About this task: The lines below that include the word "JSON" are to be reported.

--- Raw data Enclosed Below ---

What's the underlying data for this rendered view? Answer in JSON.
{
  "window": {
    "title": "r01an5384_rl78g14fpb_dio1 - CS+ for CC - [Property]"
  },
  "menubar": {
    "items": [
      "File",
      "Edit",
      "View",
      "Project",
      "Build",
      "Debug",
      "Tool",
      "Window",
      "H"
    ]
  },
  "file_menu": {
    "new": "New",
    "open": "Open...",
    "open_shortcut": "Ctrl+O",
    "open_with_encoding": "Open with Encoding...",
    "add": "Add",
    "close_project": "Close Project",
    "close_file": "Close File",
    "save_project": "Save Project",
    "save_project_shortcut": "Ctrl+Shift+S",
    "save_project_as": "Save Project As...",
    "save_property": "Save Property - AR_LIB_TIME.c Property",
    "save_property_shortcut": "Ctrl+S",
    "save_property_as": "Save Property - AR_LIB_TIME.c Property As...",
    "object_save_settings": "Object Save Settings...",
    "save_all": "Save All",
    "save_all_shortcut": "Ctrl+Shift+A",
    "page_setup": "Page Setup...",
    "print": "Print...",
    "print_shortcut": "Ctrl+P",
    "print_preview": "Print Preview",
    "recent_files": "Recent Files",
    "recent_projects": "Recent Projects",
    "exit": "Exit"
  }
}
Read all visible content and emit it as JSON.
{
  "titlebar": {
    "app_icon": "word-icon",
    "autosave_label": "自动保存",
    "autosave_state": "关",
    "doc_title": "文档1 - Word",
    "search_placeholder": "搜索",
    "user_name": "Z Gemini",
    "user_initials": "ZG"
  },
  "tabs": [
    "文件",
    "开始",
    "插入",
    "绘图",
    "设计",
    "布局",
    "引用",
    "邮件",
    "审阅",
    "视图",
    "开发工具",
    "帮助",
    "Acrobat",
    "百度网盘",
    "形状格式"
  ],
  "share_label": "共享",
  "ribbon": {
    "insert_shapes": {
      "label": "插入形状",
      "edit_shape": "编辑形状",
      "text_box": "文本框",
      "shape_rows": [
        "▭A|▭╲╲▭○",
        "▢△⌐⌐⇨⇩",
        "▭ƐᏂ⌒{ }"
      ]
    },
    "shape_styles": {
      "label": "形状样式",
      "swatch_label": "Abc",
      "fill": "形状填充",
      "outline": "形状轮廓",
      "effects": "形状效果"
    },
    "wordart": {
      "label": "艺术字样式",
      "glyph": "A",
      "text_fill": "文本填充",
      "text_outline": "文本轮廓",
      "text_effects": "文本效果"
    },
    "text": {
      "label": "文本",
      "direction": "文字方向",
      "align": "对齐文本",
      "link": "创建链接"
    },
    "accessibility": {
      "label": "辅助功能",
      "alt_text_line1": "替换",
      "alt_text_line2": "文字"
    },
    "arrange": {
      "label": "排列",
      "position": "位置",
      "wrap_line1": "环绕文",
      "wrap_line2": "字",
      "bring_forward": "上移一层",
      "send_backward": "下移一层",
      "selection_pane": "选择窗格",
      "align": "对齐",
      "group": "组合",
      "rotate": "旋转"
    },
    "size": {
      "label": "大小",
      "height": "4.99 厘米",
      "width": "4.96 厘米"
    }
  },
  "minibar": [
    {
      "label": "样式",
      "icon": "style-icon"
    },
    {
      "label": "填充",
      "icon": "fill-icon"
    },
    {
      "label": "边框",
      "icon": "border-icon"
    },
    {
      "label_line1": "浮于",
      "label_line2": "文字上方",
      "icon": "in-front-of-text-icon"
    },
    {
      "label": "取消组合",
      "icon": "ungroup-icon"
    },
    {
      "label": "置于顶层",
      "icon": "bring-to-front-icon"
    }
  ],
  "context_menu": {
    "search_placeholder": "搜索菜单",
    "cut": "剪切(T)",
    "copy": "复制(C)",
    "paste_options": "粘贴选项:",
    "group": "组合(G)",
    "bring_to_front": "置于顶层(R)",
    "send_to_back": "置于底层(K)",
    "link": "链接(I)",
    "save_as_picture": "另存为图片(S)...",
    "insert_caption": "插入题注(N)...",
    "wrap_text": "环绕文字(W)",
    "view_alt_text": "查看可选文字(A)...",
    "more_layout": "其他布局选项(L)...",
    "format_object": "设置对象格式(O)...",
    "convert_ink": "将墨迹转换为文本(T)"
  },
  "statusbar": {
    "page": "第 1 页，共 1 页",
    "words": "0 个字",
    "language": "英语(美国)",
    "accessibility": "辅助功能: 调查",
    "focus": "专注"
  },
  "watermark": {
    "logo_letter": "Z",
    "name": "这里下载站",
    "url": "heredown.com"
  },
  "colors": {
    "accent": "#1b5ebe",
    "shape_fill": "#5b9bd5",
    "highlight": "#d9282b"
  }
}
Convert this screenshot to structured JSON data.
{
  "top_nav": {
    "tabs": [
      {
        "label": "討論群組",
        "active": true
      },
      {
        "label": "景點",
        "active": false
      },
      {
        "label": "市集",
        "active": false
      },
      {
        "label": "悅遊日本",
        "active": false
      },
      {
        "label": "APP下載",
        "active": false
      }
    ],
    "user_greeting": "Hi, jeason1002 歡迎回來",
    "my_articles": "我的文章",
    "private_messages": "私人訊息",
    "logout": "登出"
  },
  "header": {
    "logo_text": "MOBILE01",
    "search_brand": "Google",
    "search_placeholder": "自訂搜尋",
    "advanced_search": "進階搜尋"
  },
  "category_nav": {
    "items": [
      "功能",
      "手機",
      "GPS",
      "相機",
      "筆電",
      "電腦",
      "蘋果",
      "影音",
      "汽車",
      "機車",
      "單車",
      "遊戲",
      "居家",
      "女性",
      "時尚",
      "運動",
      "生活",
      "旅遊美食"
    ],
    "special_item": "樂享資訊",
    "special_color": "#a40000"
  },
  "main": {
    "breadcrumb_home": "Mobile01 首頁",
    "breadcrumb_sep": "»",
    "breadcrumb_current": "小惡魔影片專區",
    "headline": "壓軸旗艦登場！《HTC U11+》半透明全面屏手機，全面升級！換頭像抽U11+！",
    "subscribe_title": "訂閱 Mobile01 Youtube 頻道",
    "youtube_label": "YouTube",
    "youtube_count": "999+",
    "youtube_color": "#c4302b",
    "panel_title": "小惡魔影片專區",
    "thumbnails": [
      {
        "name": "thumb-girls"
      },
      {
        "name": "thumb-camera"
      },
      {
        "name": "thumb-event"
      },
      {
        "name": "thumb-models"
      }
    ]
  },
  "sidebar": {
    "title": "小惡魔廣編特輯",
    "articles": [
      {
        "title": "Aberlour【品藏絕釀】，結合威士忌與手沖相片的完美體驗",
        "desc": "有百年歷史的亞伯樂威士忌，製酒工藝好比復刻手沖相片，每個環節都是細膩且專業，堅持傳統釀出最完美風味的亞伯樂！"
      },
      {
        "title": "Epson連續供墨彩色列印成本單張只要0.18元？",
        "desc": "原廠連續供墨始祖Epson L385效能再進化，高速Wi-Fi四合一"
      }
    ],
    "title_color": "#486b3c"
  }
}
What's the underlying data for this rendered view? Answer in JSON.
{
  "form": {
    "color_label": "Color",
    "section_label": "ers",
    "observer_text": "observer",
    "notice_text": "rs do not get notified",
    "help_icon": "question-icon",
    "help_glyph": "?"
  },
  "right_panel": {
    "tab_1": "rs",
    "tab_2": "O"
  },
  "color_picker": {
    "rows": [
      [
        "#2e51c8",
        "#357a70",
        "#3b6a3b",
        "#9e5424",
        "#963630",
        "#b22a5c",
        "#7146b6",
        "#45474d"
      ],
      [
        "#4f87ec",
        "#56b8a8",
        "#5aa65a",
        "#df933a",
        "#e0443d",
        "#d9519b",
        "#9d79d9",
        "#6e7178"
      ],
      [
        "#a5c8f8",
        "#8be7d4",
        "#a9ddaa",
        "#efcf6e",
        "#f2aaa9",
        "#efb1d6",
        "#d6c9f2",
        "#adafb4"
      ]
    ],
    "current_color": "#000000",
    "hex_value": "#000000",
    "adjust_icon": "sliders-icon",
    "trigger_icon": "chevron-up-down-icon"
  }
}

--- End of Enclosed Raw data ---

Solution for this exercise:
What's the underlying data for this rendered view? Answer in JSON.
Read all visible content and emit it as JSON.
Convert this screenshot to structured JSON data.
What's the underlying data for this rendered view? Answer in JSON.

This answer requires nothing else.